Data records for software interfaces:
= = = =
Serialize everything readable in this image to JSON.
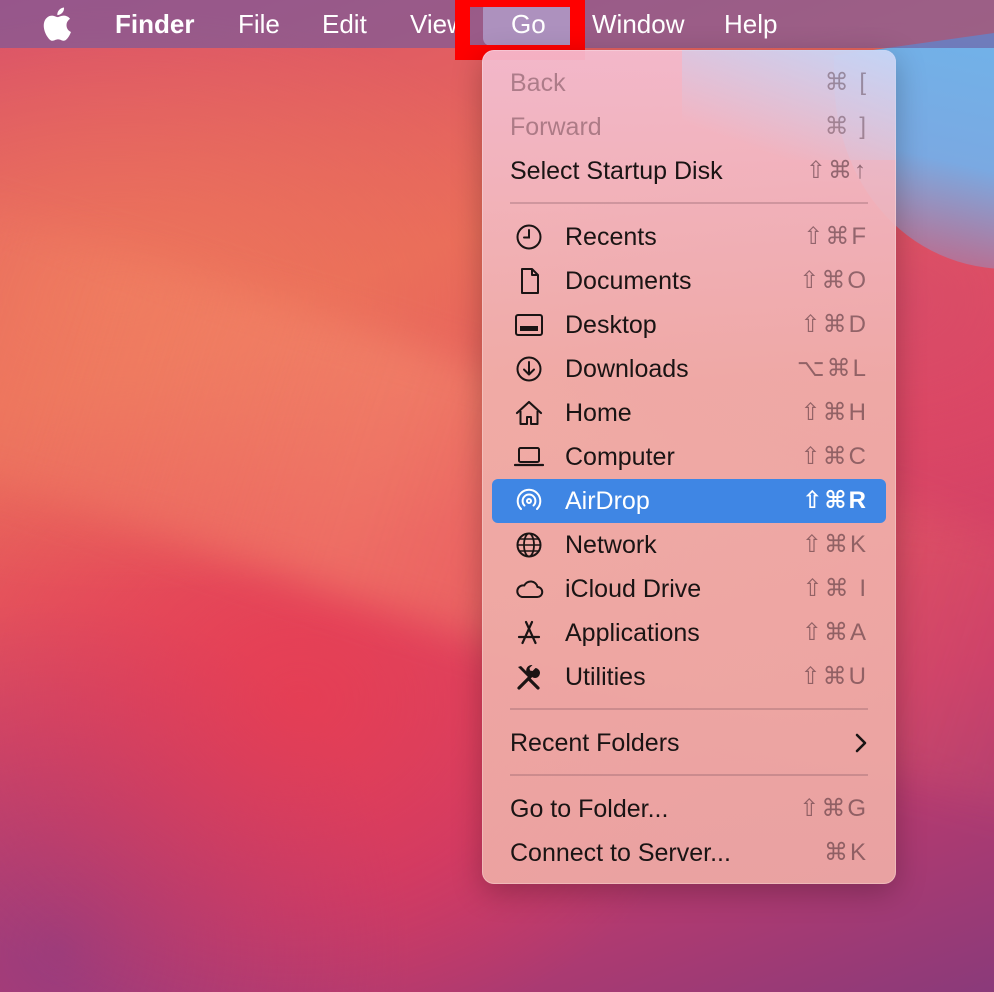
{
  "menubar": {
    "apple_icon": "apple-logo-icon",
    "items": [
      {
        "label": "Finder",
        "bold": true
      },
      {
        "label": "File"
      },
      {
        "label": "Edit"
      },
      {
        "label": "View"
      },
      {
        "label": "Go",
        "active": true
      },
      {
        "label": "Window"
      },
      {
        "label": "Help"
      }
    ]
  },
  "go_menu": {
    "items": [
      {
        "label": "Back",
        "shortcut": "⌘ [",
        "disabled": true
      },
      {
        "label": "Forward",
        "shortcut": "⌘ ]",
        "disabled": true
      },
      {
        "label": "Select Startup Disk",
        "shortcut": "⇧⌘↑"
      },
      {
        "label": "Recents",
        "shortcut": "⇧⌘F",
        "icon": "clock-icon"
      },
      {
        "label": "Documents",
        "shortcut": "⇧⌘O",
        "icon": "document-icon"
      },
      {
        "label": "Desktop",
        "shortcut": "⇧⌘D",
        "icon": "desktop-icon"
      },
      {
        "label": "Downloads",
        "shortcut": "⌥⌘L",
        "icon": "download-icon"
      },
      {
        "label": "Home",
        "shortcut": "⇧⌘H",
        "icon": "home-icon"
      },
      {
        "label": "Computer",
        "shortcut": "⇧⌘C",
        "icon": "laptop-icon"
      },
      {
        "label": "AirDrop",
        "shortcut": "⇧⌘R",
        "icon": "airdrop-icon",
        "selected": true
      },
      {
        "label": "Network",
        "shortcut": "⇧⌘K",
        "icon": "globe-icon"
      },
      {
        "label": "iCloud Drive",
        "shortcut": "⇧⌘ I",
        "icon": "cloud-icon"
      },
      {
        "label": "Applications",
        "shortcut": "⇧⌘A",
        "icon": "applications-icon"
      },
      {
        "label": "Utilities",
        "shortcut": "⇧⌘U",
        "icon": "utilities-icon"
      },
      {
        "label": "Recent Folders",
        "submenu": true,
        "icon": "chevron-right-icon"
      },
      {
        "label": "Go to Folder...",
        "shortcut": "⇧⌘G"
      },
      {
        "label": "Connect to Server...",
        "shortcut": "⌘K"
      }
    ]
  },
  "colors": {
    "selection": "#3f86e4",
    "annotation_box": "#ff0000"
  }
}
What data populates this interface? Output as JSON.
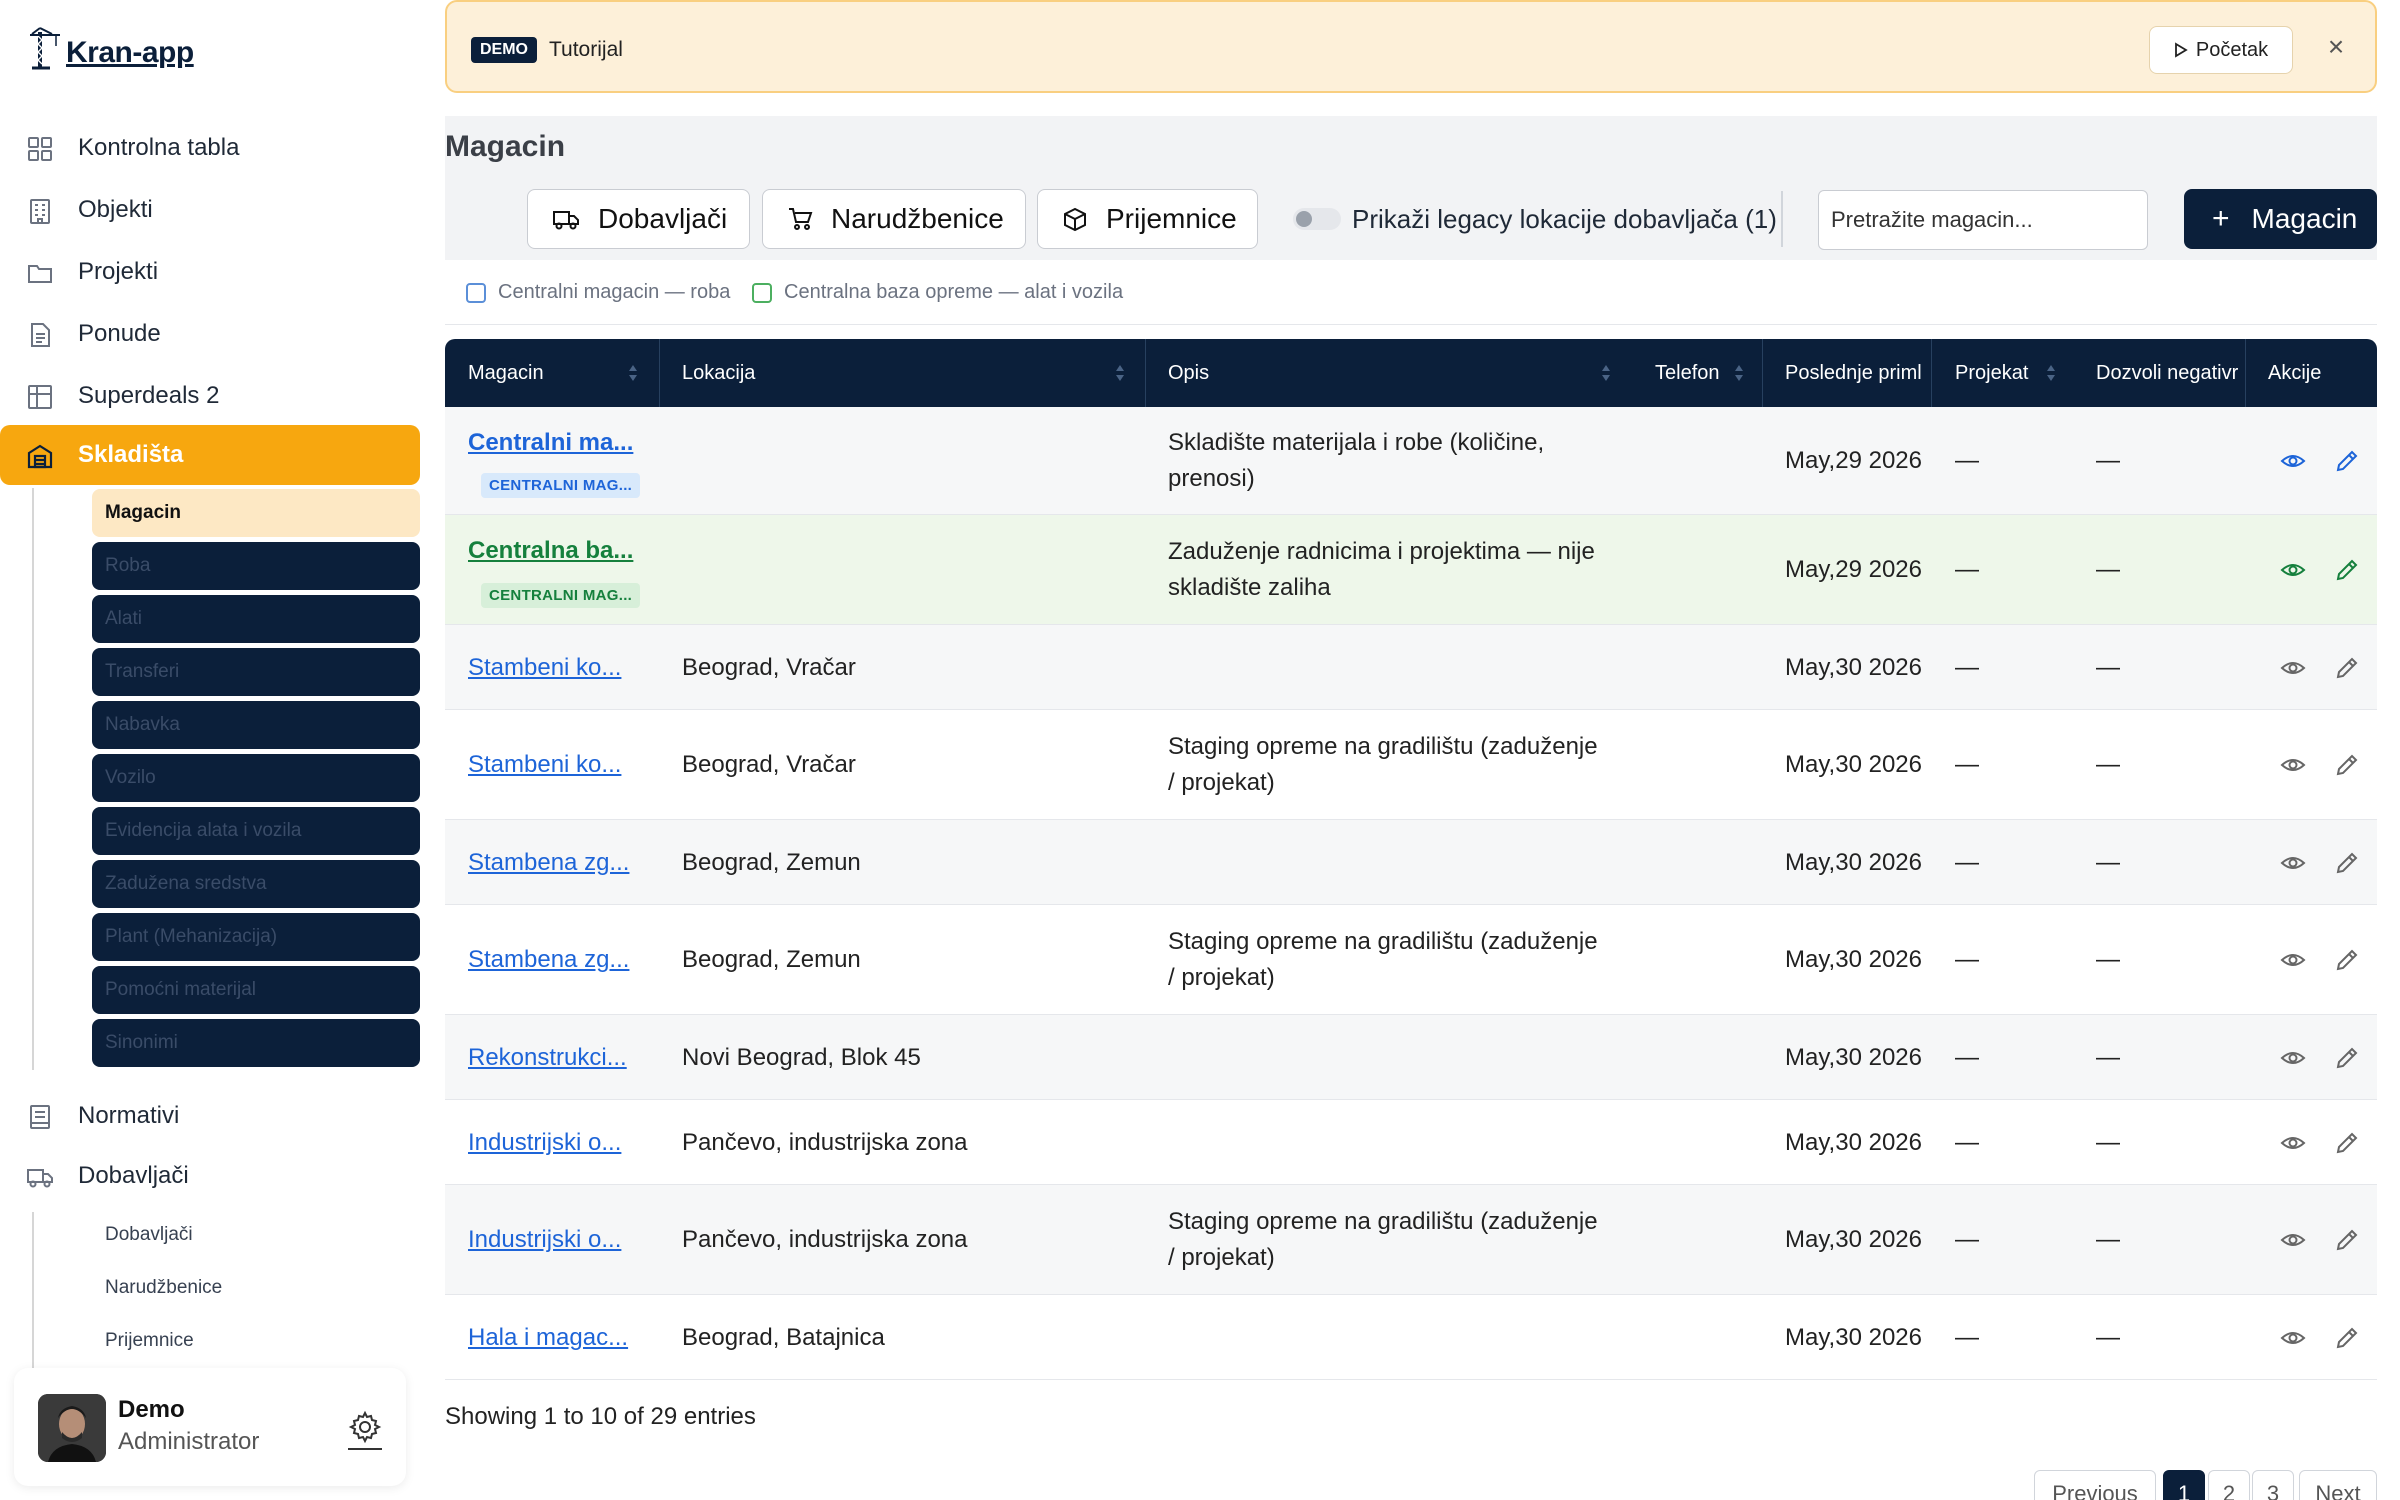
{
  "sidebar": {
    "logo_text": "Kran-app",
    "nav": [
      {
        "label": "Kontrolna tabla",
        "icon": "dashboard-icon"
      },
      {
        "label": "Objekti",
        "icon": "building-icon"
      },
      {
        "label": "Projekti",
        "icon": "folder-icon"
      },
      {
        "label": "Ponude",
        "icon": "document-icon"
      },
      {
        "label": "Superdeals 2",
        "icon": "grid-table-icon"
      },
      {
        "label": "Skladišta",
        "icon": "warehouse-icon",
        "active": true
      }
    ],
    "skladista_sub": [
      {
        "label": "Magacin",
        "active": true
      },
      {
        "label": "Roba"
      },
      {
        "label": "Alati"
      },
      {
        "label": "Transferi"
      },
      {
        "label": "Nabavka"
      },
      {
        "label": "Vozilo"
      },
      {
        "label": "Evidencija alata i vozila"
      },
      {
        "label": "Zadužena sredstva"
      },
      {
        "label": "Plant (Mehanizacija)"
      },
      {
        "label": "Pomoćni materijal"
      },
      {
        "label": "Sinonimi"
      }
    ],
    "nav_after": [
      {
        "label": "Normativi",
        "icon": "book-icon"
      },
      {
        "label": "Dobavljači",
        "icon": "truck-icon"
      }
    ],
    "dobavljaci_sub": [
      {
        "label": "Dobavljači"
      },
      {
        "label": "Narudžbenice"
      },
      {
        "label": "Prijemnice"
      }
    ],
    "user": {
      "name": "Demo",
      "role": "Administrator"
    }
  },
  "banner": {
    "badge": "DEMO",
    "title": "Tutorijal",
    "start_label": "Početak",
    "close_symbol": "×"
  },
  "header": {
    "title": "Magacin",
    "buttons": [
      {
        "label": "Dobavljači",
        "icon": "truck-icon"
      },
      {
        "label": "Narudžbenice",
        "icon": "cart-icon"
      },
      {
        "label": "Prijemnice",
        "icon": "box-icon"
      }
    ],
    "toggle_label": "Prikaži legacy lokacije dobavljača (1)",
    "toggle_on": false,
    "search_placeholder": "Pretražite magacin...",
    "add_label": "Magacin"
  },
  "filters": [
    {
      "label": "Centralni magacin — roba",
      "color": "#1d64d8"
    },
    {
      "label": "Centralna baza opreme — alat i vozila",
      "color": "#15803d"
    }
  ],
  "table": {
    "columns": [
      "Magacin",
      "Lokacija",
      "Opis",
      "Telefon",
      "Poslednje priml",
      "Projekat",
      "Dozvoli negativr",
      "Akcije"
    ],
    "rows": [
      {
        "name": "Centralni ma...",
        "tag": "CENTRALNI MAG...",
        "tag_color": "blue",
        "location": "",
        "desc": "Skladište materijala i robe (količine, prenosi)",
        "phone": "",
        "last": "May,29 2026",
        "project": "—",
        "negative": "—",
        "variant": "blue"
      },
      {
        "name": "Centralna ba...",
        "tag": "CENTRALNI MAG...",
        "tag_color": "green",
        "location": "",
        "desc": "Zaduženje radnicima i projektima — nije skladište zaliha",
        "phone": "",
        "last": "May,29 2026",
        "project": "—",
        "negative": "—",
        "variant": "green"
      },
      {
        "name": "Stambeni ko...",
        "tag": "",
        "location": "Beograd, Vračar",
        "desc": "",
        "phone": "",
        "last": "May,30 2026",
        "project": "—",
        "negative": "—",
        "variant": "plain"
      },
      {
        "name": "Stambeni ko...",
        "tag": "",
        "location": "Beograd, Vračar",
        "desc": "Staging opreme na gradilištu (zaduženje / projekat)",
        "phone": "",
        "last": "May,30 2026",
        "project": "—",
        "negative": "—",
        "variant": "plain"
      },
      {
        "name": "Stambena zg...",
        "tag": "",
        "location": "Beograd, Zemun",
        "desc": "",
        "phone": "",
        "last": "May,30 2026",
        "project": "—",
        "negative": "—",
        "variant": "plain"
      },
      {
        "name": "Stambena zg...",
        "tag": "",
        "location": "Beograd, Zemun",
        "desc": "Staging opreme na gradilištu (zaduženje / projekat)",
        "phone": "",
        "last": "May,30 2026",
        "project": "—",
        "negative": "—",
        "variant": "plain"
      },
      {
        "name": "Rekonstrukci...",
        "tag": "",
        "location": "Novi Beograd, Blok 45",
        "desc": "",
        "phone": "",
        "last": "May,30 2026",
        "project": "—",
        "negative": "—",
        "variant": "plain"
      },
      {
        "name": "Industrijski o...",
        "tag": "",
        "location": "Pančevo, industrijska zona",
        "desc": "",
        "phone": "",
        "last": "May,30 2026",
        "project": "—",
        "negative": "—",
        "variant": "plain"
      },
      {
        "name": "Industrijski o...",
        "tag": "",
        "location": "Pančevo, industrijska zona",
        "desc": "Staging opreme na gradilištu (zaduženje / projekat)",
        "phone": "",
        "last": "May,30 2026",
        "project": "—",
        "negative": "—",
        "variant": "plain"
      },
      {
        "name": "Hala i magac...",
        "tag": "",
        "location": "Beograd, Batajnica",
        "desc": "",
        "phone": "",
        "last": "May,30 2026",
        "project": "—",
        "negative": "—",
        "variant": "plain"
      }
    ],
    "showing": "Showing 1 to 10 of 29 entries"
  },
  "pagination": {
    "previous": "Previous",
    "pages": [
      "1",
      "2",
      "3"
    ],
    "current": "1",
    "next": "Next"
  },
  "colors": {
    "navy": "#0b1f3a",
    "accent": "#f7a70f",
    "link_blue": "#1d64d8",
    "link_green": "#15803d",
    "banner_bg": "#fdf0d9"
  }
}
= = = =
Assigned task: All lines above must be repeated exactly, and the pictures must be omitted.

Task output:
Serialize everything readable in this image to JSON.
{
  "menubar": {
    "apple_icon": "apple-logo-icon",
    "items": [
      {
        "label": "Finder",
        "bold": true
      },
      {
        "label": "File"
      },
      {
        "label": "Edit"
      },
      {
        "label": "View"
      },
      {
        "label": "Go",
        "active": true
      },
      {
        "label": "Window"
      },
      {
        "label": "Help"
      }
    ]
  },
  "go_menu": {
    "items": [
      {
        "label": "Back",
        "shortcut": "⌘ [",
        "disabled": true
      },
      {
        "label": "Forward",
        "shortcut": "⌘ ]",
        "disabled": true
      },
      {
        "label": "Select Startup Disk",
        "shortcut": "⇧⌘↑"
      },
      {
        "label": "Recents",
        "shortcut": "⇧⌘F",
        "icon": "clock-icon"
      },
      {
        "label": "Documents",
        "shortcut": "⇧⌘O",
        "icon": "document-icon"
      },
      {
        "label": "Desktop",
        "shortcut": "⇧⌘D",
        "icon": "desktop-icon"
      },
      {
        "label": "Downloads",
        "shortcut": "⌥⌘L",
        "icon": "download-icon"
      },
      {
        "label": "Home",
        "shortcut": "⇧⌘H",
        "icon": "home-icon"
      },
      {
        "label": "Computer",
        "shortcut": "⇧⌘C",
        "icon": "laptop-icon"
      },
      {
        "label": "AirDrop",
        "shortcut": "⇧⌘R",
        "icon": "airdrop-icon",
        "selected": true
      },
      {
        "label": "Network",
        "shortcut": "⇧⌘K",
        "icon": "globe-icon"
      },
      {
        "label": "iCloud Drive",
        "shortcut": "⇧⌘ I",
        "icon": "cloud-icon"
      },
      {
        "label": "Applications",
        "shortcut": "⇧⌘A",
        "icon": "applications-icon"
      },
      {
        "label": "Utilities",
        "shortcut": "⇧⌘U",
        "icon": "utilities-icon"
      },
      {
        "label": "Recent Folders",
        "submenu": true,
        "icon": "chevron-right-icon"
      },
      {
        "label": "Go to Folder...",
        "shortcut": "⇧⌘G"
      },
      {
        "label": "Connect to Server...",
        "shortcut": "⌘K"
      }
    ]
  },
  "colors": {
    "selection": "#3f86e4",
    "annotation_box": "#ff0000"
  }
}
What data populates this interface? Output as JSON.
{
  "sidebar": {
    "logo_text": "Kran-app",
    "nav": [
      {
        "label": "Kontrolna tabla",
        "icon": "dashboard-icon"
      },
      {
        "label": "Objekti",
        "icon": "building-icon"
      },
      {
        "label": "Projekti",
        "icon": "folder-icon"
      },
      {
        "label": "Ponude",
        "icon": "document-icon"
      },
      {
        "label": "Superdeals 2",
        "icon": "grid-table-icon"
      },
      {
        "label": "Skladišta",
        "icon": "warehouse-icon",
        "active": true
      }
    ],
    "skladista_sub": [
      {
        "label": "Magacin",
        "active": true
      },
      {
        "label": "Roba"
      },
      {
        "label": "Alati"
      },
      {
        "label": "Transferi"
      },
      {
        "label": "Nabavka"
      },
      {
        "label": "Vozilo"
      },
      {
        "label": "Evidencija alata i vozila"
      },
      {
        "label": "Zadužena sredstva"
      },
      {
        "label": "Plant (Mehanizacija)"
      },
      {
        "label": "Pomoćni materijal"
      },
      {
        "label": "Sinonimi"
      }
    ],
    "nav_after": [
      {
        "label": "Normativi",
        "icon": "book-icon"
      },
      {
        "label": "Dobavljači",
        "icon": "truck-icon"
      }
    ],
    "dobavljaci_sub": [
      {
        "label": "Dobavljači"
      },
      {
        "label": "Narudžbenice"
      },
      {
        "label": "Prijemnice"
      }
    ],
    "user": {
      "name": "Demo",
      "role": "Administrator"
    }
  },
  "banner": {
    "badge": "DEMO",
    "title": "Tutorijal",
    "start_label": "Početak",
    "close_symbol": "×"
  },
  "header": {
    "title": "Magacin",
    "buttons": [
      {
        "label": "Dobavljači",
        "icon": "truck-icon"
      },
      {
        "label": "Narudžbenice",
        "icon": "cart-icon"
      },
      {
        "label": "Prijemnice",
        "icon": "box-icon"
      }
    ],
    "toggle_label": "Prikaži legacy lokacije dobavljača (1)",
    "toggle_on": false,
    "search_placeholder": "Pretražite magacin...",
    "add_label": "Magacin"
  },
  "filters": [
    {
      "label": "Centralni magacin — roba",
      "color": "#1d64d8"
    },
    {
      "label": "Centralna baza opreme — alat i vozila",
      "color": "#15803d"
    }
  ],
  "table": {
    "columns": [
      "Magacin",
      "Lokacija",
      "Opis",
      "Telefon",
      "Poslednje priml",
      "Projekat",
      "Dozvoli negativr",
      "Akcije"
    ],
    "rows": [
      {
        "name": "Centralni ma...",
        "tag": "CENTRALNI MAG...",
        "tag_color": "blue",
        "location": "",
        "desc": "Skladište materijala i robe (količine, prenosi)",
        "phone": "",
        "last": "May,29 2026",
        "project": "—",
        "negative": "—",
        "variant": "blue"
      },
      {
        "name": "Centralna ba...",
        "tag": "CENTRALNI MAG...",
        "tag_color": "green",
        "location": "",
        "desc": "Zaduženje radnicima i projektima — nije skladište zaliha",
        "phone": "",
        "last": "May,29 2026",
        "project": "—",
        "negative": "—",
        "variant": "green"
      },
      {
        "name": "Stambeni ko...",
        "tag": "",
        "location": "Beograd, Vračar",
        "desc": "",
        "phone": "",
        "last": "May,30 2026",
        "project": "—",
        "negative": "—",
        "variant": "plain"
      },
      {
        "name": "Stambeni ko...",
        "tag": "",
        "location": "Beograd, Vračar",
        "desc": "Staging opreme na gradilištu (zaduženje / projekat)",
        "phone": "",
        "last": "May,30 2026",
        "project": "—",
        "negative": "—",
        "variant": "plain"
      },
      {
        "name": "Stambena zg...",
        "tag": "",
        "location": "Beograd, Zemun",
        "desc": "",
        "phone": "",
        "last": "May,30 2026",
        "project": "—",
        "negative": "—",
        "variant": "plain"
      },
      {
        "name": "Stambena zg...",
        "tag": "",
        "location": "Beograd, Zemun",
        "desc": "Staging opreme na gradilištu (zaduženje / projekat)",
        "phone": "",
        "last": "May,30 2026",
        "project": "—",
        "negative": "—",
        "variant": "plain"
      },
      {
        "name": "Rekonstrukci...",
        "tag": "",
        "location": "Novi Beograd, Blok 45",
        "desc": "",
        "phone": "",
        "last": "May,30 2026",
        "project": "—",
        "negative": "—",
        "variant": "plain"
      },
      {
        "name": "Industrijski o...",
        "tag": "",
        "location": "Pančevo, industrijska zona",
        "desc": "",
        "phone": "",
        "last": "May,30 2026",
        "project": "—",
        "negative": "—",
        "variant": "plain"
      },
      {
        "name": "Industrijski o...",
        "tag": "",
        "location": "Pančevo, industrijska zona",
        "desc": "Staging opreme na gradilištu (zaduženje / projekat)",
        "phone": "",
        "last": "May,30 2026",
        "project": "—",
        "negative": "—",
        "variant": "plain"
      },
      {
        "name": "Hala i magac...",
        "tag": "",
        "location": "Beograd, Batajnica",
        "desc": "",
        "phone": "",
        "last": "May,30 2026",
        "project": "—",
        "negative": "—",
        "variant": "plain"
      }
    ],
    "showing": "Showing 1 to 10 of 29 entries"
  },
  "pagination": {
    "previous": "Previous",
    "pages": [
      "1",
      "2",
      "3"
    ],
    "current": "1",
    "next": "Next"
  },
  "colors": {
    "navy": "#0b1f3a",
    "accent": "#f7a70f",
    "link_blue": "#1d64d8",
    "link_green": "#15803d",
    "banner_bg": "#fdf0d9"
  }
}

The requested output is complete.